Type your thoughts about the Role of the Librarian. Also rearrange comments as patterns emerge. Skip a line between posts. Put your initials at the end of your post. bb

For me, when trying to say what a thing is, sometimes it's easier to start by saying what it isn't. I know I don't want my role to be that of technology repair person. I don't want to be the web police, spending most of my time on spyware to make sure the students are not someplace they shouldn't be on the internet.I would like to be the one to help the students discover new books, technology, software, web sites. I already feel like this works both ways as the students help me discover new books, technology, and web sites. jm

I've always thought of myself as the "favorite aunt" - we are, in these test driven days often the only place that the kids have "fun".
We're the reading cheerleaders and we produce events and contests to help pull the school together. We're also the place for kids to discover new things (books, electronic toys, websites). We show the teachers new final products and try and wean everyone away from the "poster with pictures and pages d/l from the internet " projects. GM
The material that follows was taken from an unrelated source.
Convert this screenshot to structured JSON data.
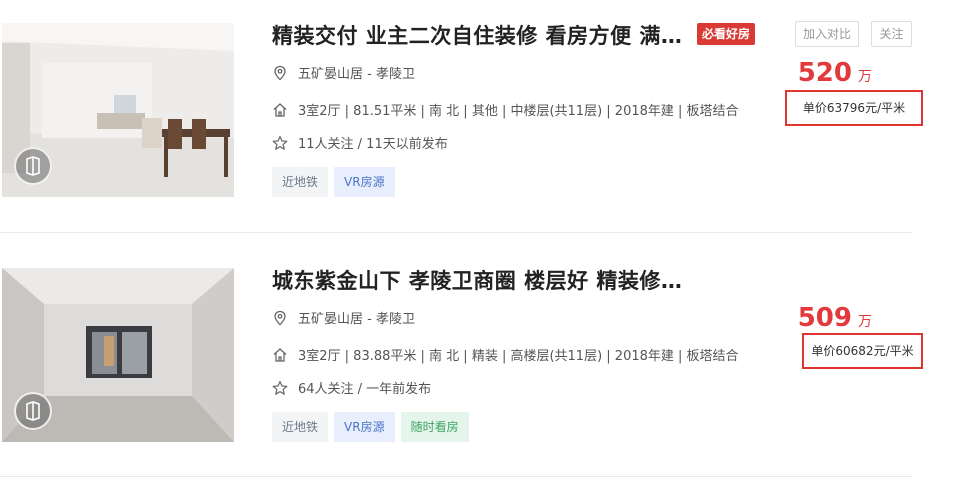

Librarians essentially run a business. We manage a budget and spend our days ordering, processing, cataloging and repairing books, ordering supplies and AV equipment, checking out and troubleshooting AV equipment, withdrawing, “un-processing” and boxing up old books, reviewing books, reshelving books, sharing resources with other libraries, pulling books for classroom use, scheduling classes, teaching lessons, helping students find books, helping students with research, providing book talks, submitting GEEK tickets, managing students who come to the library, reading and responding to emails, meeting with book reps, answering phones, collaborating with colleagues, attending monthly library meetings, turning in monthly circulation statistics, printing and distributing overdue notices, setting up book fairs and various other programs and contests, working with the PTA, attending professional developments, providing training to teachers, conducting yearly inventory, updating our library websites, etc., etc., etc -- ALL without any employees! Not many minutes pass by without someone needing our assistance for something, and many of us don’t even take regular lunch breaks so we don’t have to close the library. We enable the library (the hub of the school) to run and function. And nothing frustrates me more than when people ask me why I have to have a master's degree to check books in and out -- or imply that I am goofing around on the computer all day. I believe the world views the job of a librarian as a clerical position, which is why so most districts have taken away the library assistant position and why some districts have considered replacing librarians with clerical people. This is the kind thinking we need to change. Ultimately we should be viewed as “information specialists,” which covers a broad spectrum. We have the wonderful responsibility of encouraging our students to develop a love of reading by making available the latest and greatest titles they’re interested in (and pushing them), we should know the best places to find the information a student or teacher is looking for, we should be familiar with the school curriculum so we can continuously meet the information needs of our students and teachers, we should teach others how to find accurate information on their own, and we should know the ins and outs of the various technologies that not only deliver this information to us, but that can be used to present what our students have learned. We need a clerical person to help with all the other stuff so we can be better information specialists! I don’t know if it is realistic (or if he’d be willing to do it), but I think it might be beneficial to invite Dr. Klussmann to spend a few days in various library settings to see what takes place. A random hour here or there wouldn’t be a good representation of all we do. (Exhale) :-[] CS